ABOUT THIS EXERCISE:
If a line in the data below includes the string "Abschnitt", please return a copy of it.

Page and application data records:
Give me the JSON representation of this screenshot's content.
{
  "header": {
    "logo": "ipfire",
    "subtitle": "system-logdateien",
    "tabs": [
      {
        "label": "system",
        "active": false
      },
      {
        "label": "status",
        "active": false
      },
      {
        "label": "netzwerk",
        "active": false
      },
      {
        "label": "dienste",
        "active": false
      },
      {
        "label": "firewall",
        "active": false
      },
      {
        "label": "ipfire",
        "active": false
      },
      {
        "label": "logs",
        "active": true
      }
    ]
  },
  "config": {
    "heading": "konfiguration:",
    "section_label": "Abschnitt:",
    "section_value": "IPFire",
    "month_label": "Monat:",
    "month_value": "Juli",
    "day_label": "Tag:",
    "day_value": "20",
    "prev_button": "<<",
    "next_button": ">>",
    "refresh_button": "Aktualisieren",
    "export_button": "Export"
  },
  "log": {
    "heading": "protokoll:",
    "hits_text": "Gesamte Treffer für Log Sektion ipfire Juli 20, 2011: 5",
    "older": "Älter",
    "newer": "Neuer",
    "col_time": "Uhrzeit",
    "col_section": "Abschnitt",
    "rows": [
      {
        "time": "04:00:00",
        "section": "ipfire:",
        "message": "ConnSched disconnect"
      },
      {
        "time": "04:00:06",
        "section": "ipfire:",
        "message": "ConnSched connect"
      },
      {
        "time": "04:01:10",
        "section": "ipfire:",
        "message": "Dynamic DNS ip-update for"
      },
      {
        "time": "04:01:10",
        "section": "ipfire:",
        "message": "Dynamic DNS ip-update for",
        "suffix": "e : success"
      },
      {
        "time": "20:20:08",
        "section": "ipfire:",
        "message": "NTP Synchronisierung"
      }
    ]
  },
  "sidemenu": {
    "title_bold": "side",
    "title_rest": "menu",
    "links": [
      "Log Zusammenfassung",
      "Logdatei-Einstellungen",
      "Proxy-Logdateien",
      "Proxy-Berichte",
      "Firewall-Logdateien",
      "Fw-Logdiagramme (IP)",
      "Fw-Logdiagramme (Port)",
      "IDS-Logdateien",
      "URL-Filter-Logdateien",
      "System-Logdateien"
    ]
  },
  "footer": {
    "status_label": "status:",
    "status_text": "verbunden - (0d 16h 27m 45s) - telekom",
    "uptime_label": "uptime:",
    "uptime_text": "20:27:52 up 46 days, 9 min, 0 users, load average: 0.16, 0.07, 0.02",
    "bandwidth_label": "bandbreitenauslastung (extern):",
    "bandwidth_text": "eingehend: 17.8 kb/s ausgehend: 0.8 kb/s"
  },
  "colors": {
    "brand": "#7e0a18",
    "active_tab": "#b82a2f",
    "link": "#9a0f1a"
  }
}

RESPONSE AREA:
    "section_label": "Abschnitt:",
    "col_section": "Abschnitt",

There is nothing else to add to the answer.